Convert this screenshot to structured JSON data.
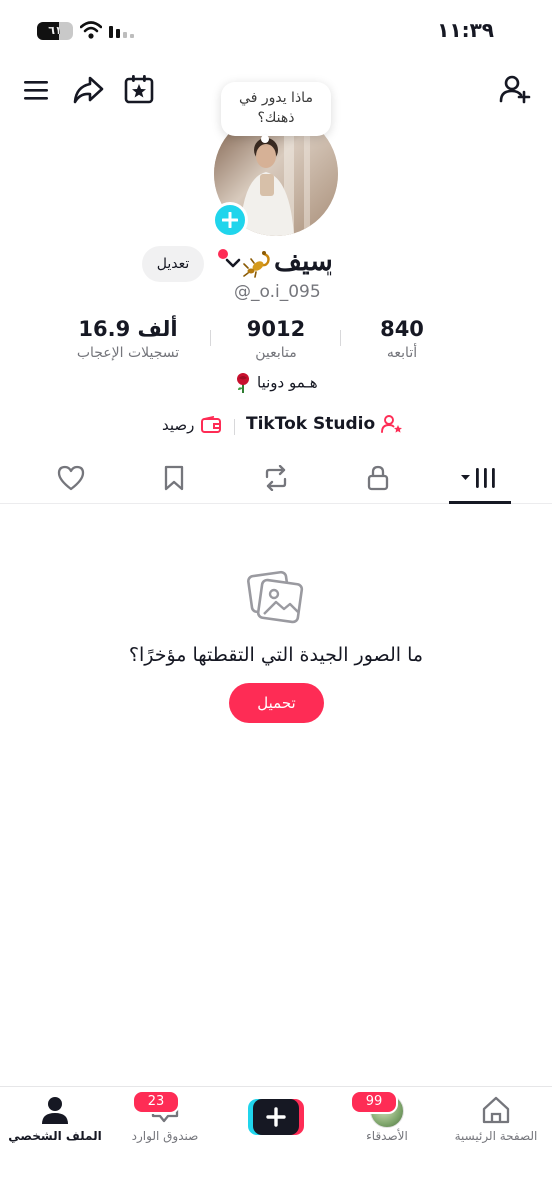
{
  "status_bar": {
    "time": "١١:٣٩",
    "battery": "٦١",
    "battery_level_percent": 61
  },
  "bubble": {
    "line1": "ماذا يدور في",
    "line2": "ذهنك؟"
  },
  "profile": {
    "display_name": "سيف",
    "name_mark": "\"",
    "username": "@_o.i_095",
    "edit_label": "تعديل",
    "bio": "هـمو دونيا"
  },
  "stats": {
    "following": {
      "value": "840",
      "label": "أتابعه"
    },
    "followers": {
      "value": "9012",
      "label": "متابعين"
    },
    "likes": {
      "value": "16.9 ألف",
      "label": "تسجيلات الإعجاب"
    }
  },
  "links": {
    "studio": "TikTok Studio",
    "balance": "رصيد"
  },
  "tabs": [
    "videos-grid",
    "private-lock",
    "reposts",
    "favorites-bookmark",
    "liked-heart"
  ],
  "empty_state": {
    "message": "ما الصور الجيدة التي التقطتها مؤخرًا؟",
    "upload_label": "تحميل"
  },
  "bottom_nav": {
    "home": "الصفحة الرئيسية",
    "friends": "الأصدقاء",
    "friends_badge": "99",
    "inbox": "صندوق الوارد",
    "inbox_badge": "23",
    "profile": "الملف الشخصي"
  },
  "colors": {
    "accent": "#fe2c55",
    "cyan": "#20d5ec",
    "text": "#161823",
    "muted": "#75767c"
  }
}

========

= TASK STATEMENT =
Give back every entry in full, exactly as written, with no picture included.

= SOLUTION TO THE EXERCISE =
Convert this screenshot to structured JSON data.
{
  "status_bar": {
    "time": "١١:٣٩",
    "battery": "٦١",
    "battery_level_percent": 61
  },
  "bubble": {
    "line1": "ماذا يدور في",
    "line2": "ذهنك؟"
  },
  "profile": {
    "display_name": "سيف",
    "name_mark": "\"",
    "username": "@_o.i_095",
    "edit_label": "تعديل",
    "bio": "هـمو دونيا"
  },
  "stats": {
    "following": {
      "value": "840",
      "label": "أتابعه"
    },
    "followers": {
      "value": "9012",
      "label": "متابعين"
    },
    "likes": {
      "value": "16.9 ألف",
      "label": "تسجيلات الإعجاب"
    }
  },
  "links": {
    "studio": "TikTok Studio",
    "balance": "رصيد"
  },
  "tabs": [
    "videos-grid",
    "private-lock",
    "reposts",
    "favorites-bookmark",
    "liked-heart"
  ],
  "empty_state": {
    "message": "ما الصور الجيدة التي التقطتها مؤخرًا؟",
    "upload_label": "تحميل"
  },
  "bottom_nav": {
    "home": "الصفحة الرئيسية",
    "friends": "الأصدقاء",
    "friends_badge": "99",
    "inbox": "صندوق الوارد",
    "inbox_badge": "23",
    "profile": "الملف الشخصي"
  },
  "colors": {
    "accent": "#fe2c55",
    "cyan": "#20d5ec",
    "text": "#161823",
    "muted": "#75767c"
  }
}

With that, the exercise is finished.